-Ready to connect? Have an idea for another way we can work together? I’m all ears: let’s talk!
My work has appeared in FoodStuff, Medium, Science News, Eat Sip Trip, Indiana Food Review, as well as in two books: Modernizing Markham (Candle Light Press, 2012) and Afternoon Tea: A History (Rowman & Littlefield: forthcoming). I have consulted for events, programs, and research projects large and small, and pull from my strengths across disciplines to create successful and unique collaborations. You can see the rest of my work and research experience here!
“Julia Skinner has a bit of the mad scientist about her, because she is fearless in her enjoyment and exploration of food and its history. I have many times looked for her footprints to guide me through strange places.” -John Ira Thomas, author and publisher for Candle Light Press

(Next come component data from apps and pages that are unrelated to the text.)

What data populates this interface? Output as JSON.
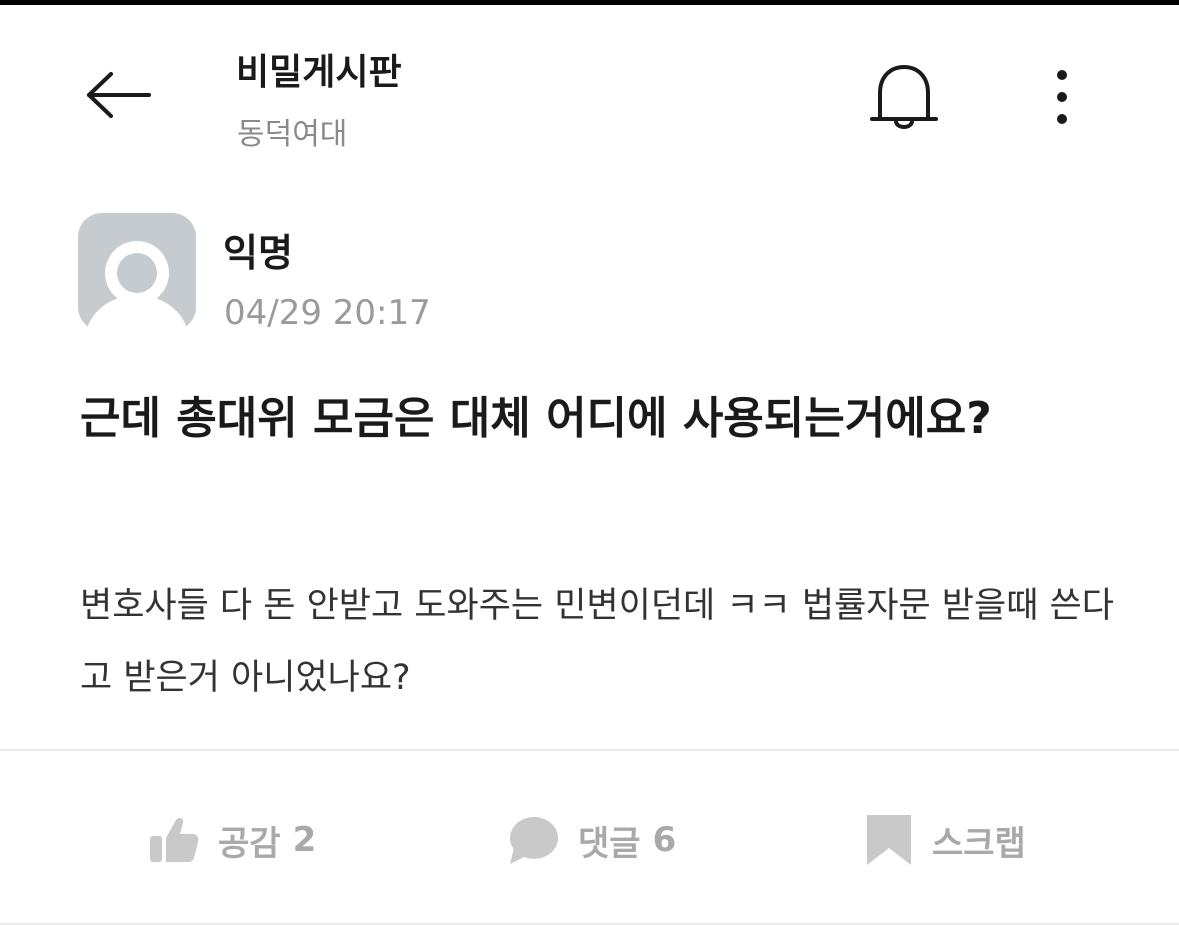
{
  "header": {
    "board_title": "비밀게시판",
    "board_subtitle": "동덕여대",
    "back_icon": "arrow-left-icon",
    "bell_icon": "bell-icon",
    "more_icon": "more-vertical-icon"
  },
  "post": {
    "author": "익명",
    "date": "04/29 20:17",
    "title": "근데 총대위 모금은 대체 어디에 사용되는거에요?",
    "body": "변호사들 다 돈 안받고 도와주는 민변이던데 ㅋㅋ 법률자문 받을때 쓴다고 받은거 아니었나요?"
  },
  "actions": {
    "like": {
      "label": "공감",
      "count": "2",
      "icon": "thumbs-up-icon"
    },
    "comment": {
      "label": "댓글",
      "count": "6",
      "icon": "comment-bubble-icon"
    },
    "scrap": {
      "label": "스크랩",
      "icon": "bookmark-icon"
    }
  },
  "colors": {
    "text_primary": "#1a1a1a",
    "text_secondary": "#8a8a8a",
    "action_gray": "#a9a9a9",
    "avatar_bg": "#c5cbcf"
  }
}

“I love cooking, and I love history. Root checks both boxes for me!” -Ashley Waterstadt, owner, Dark Side Coffee Shop
I’m a food historian, artist, teacher, curator, researcher, world traveler, and more. I’ve purposefully sought out a lot of experiences, and built up some diverse skills sets, so that I can use all of them to tackle big problems creatively and collaboratively.

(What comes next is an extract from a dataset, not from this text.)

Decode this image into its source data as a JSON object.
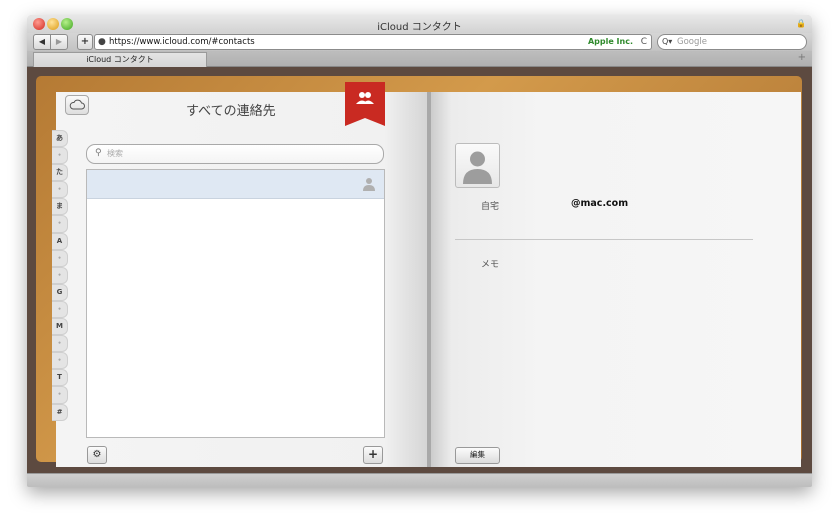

Building my community, whether it’s my neighborhood, my city, my classroom, or academic discipline, is my central focus no matter what. I am always looking for ways to facilitate learning, get people involved in something they care about, and to spark excitement and curiosity.
My dedication to community and curiosity shows up across all my work, as a scholar, artist, business owner, and a teacher.
I love teaching, and feel incredibly fortunate to regularly work with amazing and inspiring students and colleagues. I teach classes at several universities for undergraduates and graduate students. My focus is on dynamic, collaborative classrooms that prepare students to think deeply and critically, while also thinking contextually.
I use this same dynamic and interactive approach in my community classes and events. As a food historian, my work is rooted in the belief that food is a powerful tool for human connection and memory. This appears in my research, my teaching (both academic instruction and skills workshops), and in my latest art projects.
My artistic training is in calligraphy, book art, and 2D art. I consider my work an organic, growing thing, and as such new media and new themes often get folded in. You can see some of my work here.
I earned my doctorate in Information Studies from Florida State University in 2015. Most of my research focuses on how we engage with change in various contexts, and my work cuts across several disciplinary areas in the Humanities and Social Sciences. This includes theory testing and theory building, which you can learn more about here and here if you feel like getting nerdy.
One of my research areas is (of course) food history, with an emphasis on English history but also with nods to American food history and the food of other former English colonies. My work has explored this from a range of perspectives, including through the lens of technology, trade, and social change (like my 2012 book, Modernizing Markham), and through the lens of social change and the spread of food traditions through colonialism (which will be a part of my new book, Afternoon Tea: A History, coming in 2018).
Like the rest of my work, my food history work is part theory and part practice, and involves getting in the kitchen or getting out in the community and learning (or trying to teach others) how to make a historic dish, just as often as it involves sitting with research materials and watching the story of that dish unfold.
I’m excited to share the richness and connectivity that food has brought to my life with you, and would love to hear about your favorite food experiences. Drop me a line and let’s chat!